“Will anything save me from this months-long reading slump I’m in?” so I cried.
Deepti Kapoor’s Age of Vice came close but I think that was largely due to the fact that I haven’t read many stories set in India so I didn’t know the familiar tips and tricks Stateside writers do. Aside from that one, I’ve read a lot of good stuff this year but I’ve also quit a lot because…well I don’t know the “because.” Have my standards gotten higher? Am I just tired of crime fiction? Should I give it all up and become a Military History Dad, backslapping my kids and telling them how great of a General Patton was?
Well, Mystic River might have saved me.
I watched the movie adaptation when I was 18, before I knew it was a novel.

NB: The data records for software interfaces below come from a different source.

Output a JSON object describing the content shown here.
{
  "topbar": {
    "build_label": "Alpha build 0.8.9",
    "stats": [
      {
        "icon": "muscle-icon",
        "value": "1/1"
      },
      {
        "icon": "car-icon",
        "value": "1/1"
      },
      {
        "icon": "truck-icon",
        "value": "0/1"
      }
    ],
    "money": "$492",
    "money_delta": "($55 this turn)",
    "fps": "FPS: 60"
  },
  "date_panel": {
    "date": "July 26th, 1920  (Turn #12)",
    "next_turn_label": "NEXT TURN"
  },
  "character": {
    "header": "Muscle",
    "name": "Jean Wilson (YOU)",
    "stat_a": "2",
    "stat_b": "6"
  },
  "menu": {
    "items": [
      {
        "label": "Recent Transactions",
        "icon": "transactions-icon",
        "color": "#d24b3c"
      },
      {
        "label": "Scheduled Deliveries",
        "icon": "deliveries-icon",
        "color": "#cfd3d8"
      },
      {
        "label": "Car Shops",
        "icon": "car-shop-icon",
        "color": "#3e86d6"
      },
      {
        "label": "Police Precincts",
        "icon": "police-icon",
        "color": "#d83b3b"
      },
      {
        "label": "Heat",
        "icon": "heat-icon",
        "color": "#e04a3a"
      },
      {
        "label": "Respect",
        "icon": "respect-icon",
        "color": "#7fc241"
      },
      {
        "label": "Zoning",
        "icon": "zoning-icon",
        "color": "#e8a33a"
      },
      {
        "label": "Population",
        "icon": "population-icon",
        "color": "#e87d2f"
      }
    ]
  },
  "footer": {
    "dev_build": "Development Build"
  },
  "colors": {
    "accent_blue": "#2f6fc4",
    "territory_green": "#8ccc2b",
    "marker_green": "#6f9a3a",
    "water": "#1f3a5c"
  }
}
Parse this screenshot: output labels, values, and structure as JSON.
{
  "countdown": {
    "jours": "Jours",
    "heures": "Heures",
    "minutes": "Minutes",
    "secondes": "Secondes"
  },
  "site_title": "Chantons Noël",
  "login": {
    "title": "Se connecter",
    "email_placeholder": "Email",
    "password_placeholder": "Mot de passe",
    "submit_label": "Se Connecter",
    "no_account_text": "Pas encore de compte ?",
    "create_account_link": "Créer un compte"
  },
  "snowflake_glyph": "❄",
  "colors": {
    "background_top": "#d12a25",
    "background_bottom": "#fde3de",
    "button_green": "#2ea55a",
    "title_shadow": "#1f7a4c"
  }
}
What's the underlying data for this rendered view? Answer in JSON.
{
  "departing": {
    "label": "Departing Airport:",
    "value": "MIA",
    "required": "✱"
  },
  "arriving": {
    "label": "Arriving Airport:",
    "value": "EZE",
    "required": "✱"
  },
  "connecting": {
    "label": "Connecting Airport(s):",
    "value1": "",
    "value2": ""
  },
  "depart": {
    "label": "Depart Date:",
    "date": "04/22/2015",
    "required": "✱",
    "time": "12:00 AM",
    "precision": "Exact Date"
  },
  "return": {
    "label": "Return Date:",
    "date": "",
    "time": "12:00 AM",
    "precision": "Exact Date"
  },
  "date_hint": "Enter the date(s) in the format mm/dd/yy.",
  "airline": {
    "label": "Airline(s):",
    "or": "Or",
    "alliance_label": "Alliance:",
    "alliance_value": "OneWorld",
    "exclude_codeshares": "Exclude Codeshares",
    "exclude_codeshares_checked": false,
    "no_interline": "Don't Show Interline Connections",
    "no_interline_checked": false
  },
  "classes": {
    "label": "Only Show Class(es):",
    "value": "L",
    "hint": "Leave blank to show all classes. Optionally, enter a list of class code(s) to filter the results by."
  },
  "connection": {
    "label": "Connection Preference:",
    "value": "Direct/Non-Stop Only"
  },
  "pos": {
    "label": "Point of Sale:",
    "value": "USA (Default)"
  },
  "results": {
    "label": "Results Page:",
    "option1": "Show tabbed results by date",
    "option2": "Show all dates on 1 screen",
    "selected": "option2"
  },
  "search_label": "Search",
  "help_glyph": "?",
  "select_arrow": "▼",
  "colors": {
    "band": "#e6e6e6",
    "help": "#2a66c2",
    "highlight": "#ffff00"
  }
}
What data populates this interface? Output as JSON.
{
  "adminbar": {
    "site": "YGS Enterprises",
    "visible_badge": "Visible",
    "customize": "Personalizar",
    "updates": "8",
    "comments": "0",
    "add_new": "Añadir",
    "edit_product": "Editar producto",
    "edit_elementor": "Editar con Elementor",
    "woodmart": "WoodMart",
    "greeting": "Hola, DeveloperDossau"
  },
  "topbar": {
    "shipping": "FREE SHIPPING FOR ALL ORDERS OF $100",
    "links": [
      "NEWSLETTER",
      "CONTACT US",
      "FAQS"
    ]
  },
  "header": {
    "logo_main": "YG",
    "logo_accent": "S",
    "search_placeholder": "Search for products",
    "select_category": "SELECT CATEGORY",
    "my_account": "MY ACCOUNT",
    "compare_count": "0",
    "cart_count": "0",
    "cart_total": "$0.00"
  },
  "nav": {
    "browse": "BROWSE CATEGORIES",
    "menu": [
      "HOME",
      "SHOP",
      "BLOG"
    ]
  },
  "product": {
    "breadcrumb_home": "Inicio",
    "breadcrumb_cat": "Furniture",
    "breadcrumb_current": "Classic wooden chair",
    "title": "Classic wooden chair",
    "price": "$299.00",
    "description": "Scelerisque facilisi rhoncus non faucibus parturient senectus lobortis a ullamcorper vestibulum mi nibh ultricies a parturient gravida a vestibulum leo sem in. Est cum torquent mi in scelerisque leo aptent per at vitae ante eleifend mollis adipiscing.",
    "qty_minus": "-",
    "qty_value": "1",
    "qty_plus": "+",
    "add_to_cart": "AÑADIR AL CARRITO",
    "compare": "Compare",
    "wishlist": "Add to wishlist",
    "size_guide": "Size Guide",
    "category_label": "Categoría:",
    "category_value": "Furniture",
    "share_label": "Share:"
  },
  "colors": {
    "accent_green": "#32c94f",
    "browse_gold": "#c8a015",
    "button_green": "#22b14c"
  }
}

I remember it being a good movie, even with Sean Penn’s performance (which I knew back then was over-acting even if I didn’t know what the term was at the time). I still think of some of the scenes.
I like Dennis Lehane but because of the movie, I put off reading this for almost twenty years. And when I tried a couple of times last summer, I couldn’t get past the first section. I found it overwritten and too sad. I’m a dad now and I don’t like to think about the horrible things that happen to young people. This time, I bullrushed my way through it…
And then I couldn’t put it down.
This is the kind of multi-character, urbane crime epic that I love but what makes it so great is how generational trauma is transferred. The citizens of Bucky are your typical lower middle class white folk who live racism loudly and can’t grapple with gentrification. Their dads beat them when they were around and then eventually ran off or died. Their moms drank to faded dreams and doors not opened. They never left.
And so the genius of this Lehane work is how he makes trauma claustrophobic. The galvanizing event of what happened to Danny when he got in that car and its reverberating effects 25 years later are deeply felt because these people don’t let go. They can’t let go. They’re bound to this neighborhood like the tightest ball of rubber bands, stretching and stretching yet preserving their integrity. So when Katie is murdered and the events of the modern day are set in motion, you already have a sense of the cycle.
This book tries to wrestle with fate but its to its credit that it gives that discourse up in the final third, especially as it begins its descent. Fate is fickle; fates are molded by decisions and not coincidences. Darwinism reigns supreme, no matter how many rosaries you pray. Fate is lashed to this town by the same rubber bands that keep people here. Woe to the one who tries to break free. Even if you escape the town, you never escape the trauma.
So yeah, this book is excellent.